During 2008–10, the U.S. Geological Survey, in cooperation with the City of Austin, the City of Dripping Springs, the Barton Springs/Edwards Aquifer Conservation District, the Lower Colorado River Authority, Hays County, and Travis County, collected and analyzed water samples from five streams (Barton, Williamson, Slaughter, Bear, and Onion Creeks), two groundwater wells (Marbridge well [YD–58–50–704] and Buda well [LR–58–58–403]), and the main orifice of Barton Springs in Austin, Texas, with the objective of characterizing concentrations and isotopic compositions of nitrate and concentrations of wastewater compounds in the Barton Springs zone. The Barton Springs zone is in south-central Texas, an area undergoing rapid growth in population and in land area affected by development, with associated increases in wastewater generation. Over a period of 17 months, during which the hydrologic conditions transitioned from dry to wet, samples were collected routinely from the streams, wells, and spring and, in response to storms, from the streams and spring; some or all samples were analyzed for nitrate, nitrogen and oxygen isotopes of nitrate, and wastewater compounds. The median nitrate concentrations in routine samples from all sites were higher in samples collected during the wet period than in samples collected during the dry period, with the greatest difference for stream samples (0.05 milligram per liter during the dry period to 0.96 milligram per liter for the wet period). Nitrate concentrations in recent (2008–10) samples were elevated relative to concentrations in historical (1990–2008) samples from streams and from Barton Springs under medium- and high-flow conditions. Recent nitrate concentrations were higher than historical concentrations at the Marbridge well but the reverse was true at the Buda well. The elevated concentrations likely are related to the cessation of dry conditions coupled with increased nitrogen loading in the contributing watersheds. An isotopic composition of nitrate (delta nitrogen–15) greater than 8 per mil in many of the samples indicated there was a contribution of nitrate with a biogenic (human and or animal waste, or both) origin. Wastewater compounds measured in routine samples were detected infrequently (3 percent of cases), and concentrations were very low (less than the method reporting level in most cases). There was no correlation between nitrate concentrations and the frequency of detection of wastewater compounds, indicating that wastewater compounds might be undergoing removal during such processes as infiltration through soil. Three potential sources of biogenic nitrate to the contributing zone were considered: septic systems, land application of treated wastewater, and domesticated dogs and cats. During 2001–10, the estimated densities of septic systems and domesticated dogs and cats (number per acre) increased in the watersheds of all five creeks, and the rate of land application of treated wastewater (gallons per day per acre) increased in the watersheds of Barton, Bear, and Onion Creeks. Considering the timing and location of the increases in the three sources, septic systems were considered a likely source of increased nitrate to Bear Creek; land application of treated wastewater a likely source to Barton, Bear, and Onion Creeks; and domestic dogs and cats a potential source principally to Williamson Creek. The results of this investigation indicate that baseline water quality, in terms of nitrate, has shifted upward between 2001 and 2010, even without any direct discharges of treated wastewater to the creeks.
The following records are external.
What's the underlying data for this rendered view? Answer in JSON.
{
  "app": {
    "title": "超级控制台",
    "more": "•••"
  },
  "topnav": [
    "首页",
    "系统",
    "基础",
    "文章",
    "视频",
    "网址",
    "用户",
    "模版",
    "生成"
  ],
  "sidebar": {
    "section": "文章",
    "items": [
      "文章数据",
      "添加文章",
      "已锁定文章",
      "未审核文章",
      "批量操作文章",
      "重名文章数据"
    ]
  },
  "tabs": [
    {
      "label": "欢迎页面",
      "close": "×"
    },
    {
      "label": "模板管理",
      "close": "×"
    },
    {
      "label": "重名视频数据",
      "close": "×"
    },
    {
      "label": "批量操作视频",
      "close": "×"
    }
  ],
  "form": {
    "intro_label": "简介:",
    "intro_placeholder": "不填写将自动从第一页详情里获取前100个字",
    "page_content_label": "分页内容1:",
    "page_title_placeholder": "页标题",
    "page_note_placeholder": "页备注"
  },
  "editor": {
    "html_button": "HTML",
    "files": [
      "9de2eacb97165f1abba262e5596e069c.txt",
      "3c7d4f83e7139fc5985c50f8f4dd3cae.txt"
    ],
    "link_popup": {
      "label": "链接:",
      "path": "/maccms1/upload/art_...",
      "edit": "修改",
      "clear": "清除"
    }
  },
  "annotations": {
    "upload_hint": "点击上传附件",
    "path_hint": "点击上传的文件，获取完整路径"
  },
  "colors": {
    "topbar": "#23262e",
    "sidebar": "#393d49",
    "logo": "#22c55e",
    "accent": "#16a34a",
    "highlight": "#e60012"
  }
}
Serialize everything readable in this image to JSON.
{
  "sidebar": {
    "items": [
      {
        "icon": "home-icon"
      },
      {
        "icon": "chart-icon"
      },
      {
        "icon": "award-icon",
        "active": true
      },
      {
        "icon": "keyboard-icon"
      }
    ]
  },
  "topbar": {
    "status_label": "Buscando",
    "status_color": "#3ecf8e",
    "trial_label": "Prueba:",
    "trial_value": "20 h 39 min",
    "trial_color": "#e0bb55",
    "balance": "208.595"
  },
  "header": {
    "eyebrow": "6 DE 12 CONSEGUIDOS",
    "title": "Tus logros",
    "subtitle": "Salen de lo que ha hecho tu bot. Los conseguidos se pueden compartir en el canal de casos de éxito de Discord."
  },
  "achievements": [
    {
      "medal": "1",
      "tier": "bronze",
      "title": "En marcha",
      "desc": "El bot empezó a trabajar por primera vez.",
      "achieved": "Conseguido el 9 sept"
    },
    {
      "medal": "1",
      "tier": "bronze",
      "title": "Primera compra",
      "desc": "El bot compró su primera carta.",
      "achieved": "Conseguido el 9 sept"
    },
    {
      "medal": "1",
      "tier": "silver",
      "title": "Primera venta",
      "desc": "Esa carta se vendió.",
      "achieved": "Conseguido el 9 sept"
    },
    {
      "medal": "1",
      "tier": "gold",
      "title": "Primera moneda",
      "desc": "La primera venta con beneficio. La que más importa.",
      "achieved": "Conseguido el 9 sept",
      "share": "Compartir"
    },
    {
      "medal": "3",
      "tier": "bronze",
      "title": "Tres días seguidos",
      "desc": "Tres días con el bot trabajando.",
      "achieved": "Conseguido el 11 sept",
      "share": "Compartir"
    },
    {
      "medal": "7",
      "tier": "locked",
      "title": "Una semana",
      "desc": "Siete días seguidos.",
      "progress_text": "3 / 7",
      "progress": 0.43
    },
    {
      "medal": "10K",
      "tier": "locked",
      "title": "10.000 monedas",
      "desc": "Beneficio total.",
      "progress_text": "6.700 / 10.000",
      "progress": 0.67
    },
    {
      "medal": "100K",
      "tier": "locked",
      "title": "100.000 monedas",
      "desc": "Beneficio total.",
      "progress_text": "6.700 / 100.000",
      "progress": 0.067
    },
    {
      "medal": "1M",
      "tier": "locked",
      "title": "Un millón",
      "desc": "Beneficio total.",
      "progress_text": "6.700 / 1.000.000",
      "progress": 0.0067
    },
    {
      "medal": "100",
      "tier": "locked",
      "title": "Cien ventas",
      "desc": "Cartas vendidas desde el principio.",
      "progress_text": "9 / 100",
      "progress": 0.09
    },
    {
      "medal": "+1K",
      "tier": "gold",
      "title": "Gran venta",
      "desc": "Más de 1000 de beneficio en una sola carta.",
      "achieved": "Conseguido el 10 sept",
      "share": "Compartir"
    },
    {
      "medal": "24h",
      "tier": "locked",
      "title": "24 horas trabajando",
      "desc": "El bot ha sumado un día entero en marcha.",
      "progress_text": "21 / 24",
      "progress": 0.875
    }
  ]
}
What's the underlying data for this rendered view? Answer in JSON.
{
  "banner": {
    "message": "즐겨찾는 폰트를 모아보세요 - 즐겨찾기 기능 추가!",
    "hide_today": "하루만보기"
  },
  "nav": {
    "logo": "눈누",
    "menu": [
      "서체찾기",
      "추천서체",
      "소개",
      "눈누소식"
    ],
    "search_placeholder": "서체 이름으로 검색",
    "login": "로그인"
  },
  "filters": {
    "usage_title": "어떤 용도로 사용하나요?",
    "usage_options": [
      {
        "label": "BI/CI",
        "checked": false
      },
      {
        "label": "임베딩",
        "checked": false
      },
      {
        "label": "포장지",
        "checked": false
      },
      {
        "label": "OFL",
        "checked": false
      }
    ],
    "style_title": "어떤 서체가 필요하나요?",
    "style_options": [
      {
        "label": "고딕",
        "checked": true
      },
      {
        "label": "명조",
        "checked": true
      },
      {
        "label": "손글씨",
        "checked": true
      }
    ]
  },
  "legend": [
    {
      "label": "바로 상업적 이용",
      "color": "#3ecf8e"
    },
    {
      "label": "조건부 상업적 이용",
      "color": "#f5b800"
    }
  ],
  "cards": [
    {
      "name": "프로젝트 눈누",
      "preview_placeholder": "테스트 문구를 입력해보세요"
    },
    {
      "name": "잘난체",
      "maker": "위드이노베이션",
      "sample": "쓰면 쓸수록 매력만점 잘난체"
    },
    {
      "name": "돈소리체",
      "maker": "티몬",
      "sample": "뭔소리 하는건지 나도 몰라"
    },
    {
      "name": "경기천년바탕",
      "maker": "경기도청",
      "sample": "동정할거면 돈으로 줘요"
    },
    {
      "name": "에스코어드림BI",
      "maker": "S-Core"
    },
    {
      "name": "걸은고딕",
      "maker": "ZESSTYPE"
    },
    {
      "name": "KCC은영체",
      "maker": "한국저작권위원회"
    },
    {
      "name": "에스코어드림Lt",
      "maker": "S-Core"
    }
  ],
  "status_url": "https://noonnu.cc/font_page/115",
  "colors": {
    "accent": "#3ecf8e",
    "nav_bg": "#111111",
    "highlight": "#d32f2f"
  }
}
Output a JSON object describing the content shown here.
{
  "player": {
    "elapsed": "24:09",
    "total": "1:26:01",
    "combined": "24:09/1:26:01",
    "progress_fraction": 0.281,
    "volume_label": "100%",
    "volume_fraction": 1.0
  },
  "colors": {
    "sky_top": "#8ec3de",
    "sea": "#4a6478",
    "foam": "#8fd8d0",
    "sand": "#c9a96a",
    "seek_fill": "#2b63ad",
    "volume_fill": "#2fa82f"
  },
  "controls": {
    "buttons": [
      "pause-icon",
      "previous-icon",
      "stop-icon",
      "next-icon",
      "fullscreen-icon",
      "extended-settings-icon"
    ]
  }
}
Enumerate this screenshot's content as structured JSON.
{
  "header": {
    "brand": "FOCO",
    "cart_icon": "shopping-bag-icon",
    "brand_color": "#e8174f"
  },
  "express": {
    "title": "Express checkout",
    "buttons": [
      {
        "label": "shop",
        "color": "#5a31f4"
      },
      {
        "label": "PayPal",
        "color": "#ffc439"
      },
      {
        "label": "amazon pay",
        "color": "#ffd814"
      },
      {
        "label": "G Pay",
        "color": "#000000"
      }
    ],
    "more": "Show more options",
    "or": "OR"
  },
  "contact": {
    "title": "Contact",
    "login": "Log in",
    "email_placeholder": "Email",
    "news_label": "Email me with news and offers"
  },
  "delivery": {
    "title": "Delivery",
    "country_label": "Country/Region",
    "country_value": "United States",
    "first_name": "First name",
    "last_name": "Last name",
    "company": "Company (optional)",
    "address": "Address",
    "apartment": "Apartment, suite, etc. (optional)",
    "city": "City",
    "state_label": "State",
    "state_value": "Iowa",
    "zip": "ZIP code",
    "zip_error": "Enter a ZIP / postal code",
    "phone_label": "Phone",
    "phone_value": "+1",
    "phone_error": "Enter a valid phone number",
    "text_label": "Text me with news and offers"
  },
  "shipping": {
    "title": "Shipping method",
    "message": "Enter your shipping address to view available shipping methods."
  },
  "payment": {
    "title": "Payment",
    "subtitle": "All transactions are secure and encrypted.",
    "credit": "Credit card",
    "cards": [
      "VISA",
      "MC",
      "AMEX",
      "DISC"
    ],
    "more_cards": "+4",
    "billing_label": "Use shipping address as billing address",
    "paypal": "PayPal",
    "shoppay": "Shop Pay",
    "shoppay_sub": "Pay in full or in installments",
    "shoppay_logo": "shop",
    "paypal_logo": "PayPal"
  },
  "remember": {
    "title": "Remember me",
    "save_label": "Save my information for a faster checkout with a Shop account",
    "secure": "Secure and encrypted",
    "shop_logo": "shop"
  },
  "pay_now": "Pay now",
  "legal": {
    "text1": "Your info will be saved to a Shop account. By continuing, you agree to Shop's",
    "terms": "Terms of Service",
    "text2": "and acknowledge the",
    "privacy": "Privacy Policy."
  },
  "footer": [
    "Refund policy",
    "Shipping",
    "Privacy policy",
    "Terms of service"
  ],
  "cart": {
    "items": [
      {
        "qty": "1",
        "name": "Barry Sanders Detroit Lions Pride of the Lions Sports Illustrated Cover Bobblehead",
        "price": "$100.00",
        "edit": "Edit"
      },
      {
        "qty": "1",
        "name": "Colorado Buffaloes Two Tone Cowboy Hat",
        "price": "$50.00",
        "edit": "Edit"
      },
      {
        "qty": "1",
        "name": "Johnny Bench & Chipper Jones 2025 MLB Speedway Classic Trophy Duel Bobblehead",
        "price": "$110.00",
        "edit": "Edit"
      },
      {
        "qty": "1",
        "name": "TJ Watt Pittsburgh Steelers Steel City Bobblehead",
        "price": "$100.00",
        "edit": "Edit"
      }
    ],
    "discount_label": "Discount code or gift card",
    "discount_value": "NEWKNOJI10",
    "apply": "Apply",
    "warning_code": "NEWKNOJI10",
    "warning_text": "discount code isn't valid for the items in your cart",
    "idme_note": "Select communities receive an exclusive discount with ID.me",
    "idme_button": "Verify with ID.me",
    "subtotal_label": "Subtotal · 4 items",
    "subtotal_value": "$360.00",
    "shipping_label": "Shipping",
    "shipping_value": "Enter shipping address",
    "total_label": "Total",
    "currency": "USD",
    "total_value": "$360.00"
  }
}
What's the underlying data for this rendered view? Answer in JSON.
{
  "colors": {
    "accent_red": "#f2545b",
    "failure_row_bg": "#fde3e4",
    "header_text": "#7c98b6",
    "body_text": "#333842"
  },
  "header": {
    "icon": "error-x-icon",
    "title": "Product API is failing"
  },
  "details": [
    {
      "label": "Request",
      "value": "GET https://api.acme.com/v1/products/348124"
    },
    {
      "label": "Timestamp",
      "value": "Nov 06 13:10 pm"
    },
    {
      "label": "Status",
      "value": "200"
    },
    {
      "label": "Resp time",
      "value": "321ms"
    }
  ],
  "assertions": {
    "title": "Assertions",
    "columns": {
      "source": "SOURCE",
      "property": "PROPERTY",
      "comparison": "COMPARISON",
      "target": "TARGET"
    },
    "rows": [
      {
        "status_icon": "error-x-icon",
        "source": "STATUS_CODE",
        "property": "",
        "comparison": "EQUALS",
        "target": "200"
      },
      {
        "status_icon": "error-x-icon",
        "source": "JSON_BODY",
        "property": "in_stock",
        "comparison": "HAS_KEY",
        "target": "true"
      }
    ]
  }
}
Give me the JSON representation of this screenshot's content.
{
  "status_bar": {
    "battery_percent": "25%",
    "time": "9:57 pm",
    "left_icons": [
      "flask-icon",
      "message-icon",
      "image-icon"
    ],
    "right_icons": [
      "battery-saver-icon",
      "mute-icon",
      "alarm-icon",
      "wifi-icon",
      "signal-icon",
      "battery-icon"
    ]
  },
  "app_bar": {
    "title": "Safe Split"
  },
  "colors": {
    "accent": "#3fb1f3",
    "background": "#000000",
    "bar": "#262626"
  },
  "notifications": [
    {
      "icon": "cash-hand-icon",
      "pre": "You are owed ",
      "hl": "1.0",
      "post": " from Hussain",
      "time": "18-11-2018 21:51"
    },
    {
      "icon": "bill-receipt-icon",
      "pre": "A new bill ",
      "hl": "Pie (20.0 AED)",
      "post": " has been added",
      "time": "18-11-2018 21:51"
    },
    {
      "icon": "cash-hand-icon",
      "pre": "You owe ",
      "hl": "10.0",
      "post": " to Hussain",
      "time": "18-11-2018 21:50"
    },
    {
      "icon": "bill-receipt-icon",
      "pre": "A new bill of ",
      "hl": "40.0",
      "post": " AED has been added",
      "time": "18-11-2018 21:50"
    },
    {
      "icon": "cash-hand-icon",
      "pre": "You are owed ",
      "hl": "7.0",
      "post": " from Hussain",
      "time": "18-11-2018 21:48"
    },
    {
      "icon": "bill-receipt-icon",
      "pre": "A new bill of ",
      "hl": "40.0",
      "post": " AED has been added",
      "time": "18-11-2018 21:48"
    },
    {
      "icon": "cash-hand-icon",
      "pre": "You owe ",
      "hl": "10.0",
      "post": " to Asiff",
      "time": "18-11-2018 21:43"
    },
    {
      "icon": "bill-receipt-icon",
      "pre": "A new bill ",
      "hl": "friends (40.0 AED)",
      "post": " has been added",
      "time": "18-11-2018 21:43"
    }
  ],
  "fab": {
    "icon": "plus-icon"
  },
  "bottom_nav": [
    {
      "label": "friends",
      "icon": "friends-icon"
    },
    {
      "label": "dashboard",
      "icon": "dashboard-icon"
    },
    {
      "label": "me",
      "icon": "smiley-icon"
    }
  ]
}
|Title||Recent (2008-10) concentrations and isotopic compositions of nitrate and concentrations of wastewater compounds in the Barton Springs zone, south-central Texas, and their potential relation to urban development in the contributing zone|
|Authors||Barbara Mahler, MaryLynn Musgrove, Chris Herrington, Thomas L. Sample|
|Publication Subtype||USGS Numbered Series|
|Series Title||Scientific Investigations Report|
|Record Source||USGS Publications Warehouse|
|USGS Organization||Texas Water Science Center|